- Exercise prompt -
Within the data that follows, how many lines carry the string "content"? Give the number alone.

- Input -
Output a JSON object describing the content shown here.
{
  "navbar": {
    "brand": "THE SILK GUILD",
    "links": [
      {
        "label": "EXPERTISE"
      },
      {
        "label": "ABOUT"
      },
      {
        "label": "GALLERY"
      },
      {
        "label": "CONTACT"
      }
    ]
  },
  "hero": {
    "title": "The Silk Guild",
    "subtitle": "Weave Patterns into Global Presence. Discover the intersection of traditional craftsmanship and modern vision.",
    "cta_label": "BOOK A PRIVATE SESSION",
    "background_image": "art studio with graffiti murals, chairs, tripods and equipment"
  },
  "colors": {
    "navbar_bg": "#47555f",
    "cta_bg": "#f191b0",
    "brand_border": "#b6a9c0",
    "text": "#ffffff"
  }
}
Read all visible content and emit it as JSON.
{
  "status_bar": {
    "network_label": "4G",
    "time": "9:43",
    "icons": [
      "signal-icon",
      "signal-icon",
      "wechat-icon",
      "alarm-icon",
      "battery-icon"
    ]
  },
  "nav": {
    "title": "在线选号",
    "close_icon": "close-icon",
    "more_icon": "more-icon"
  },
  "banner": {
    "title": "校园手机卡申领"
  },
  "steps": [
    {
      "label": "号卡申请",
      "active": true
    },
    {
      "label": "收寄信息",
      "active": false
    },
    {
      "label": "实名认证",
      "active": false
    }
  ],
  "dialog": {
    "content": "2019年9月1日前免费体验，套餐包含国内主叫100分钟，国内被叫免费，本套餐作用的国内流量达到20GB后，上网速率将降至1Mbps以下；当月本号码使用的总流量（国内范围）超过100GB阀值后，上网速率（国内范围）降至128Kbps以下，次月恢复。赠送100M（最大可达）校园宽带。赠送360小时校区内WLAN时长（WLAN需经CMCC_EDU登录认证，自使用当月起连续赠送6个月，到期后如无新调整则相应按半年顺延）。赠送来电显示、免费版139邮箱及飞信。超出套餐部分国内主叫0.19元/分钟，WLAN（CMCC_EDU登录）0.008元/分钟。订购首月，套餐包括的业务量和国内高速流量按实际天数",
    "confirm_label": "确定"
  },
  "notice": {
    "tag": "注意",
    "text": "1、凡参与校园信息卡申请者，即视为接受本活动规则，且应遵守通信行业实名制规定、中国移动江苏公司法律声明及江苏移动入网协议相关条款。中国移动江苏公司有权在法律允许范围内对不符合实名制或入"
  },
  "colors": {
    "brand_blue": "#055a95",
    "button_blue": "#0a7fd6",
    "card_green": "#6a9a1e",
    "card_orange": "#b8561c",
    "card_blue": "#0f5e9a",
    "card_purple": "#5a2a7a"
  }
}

- Reply to the exercise -
3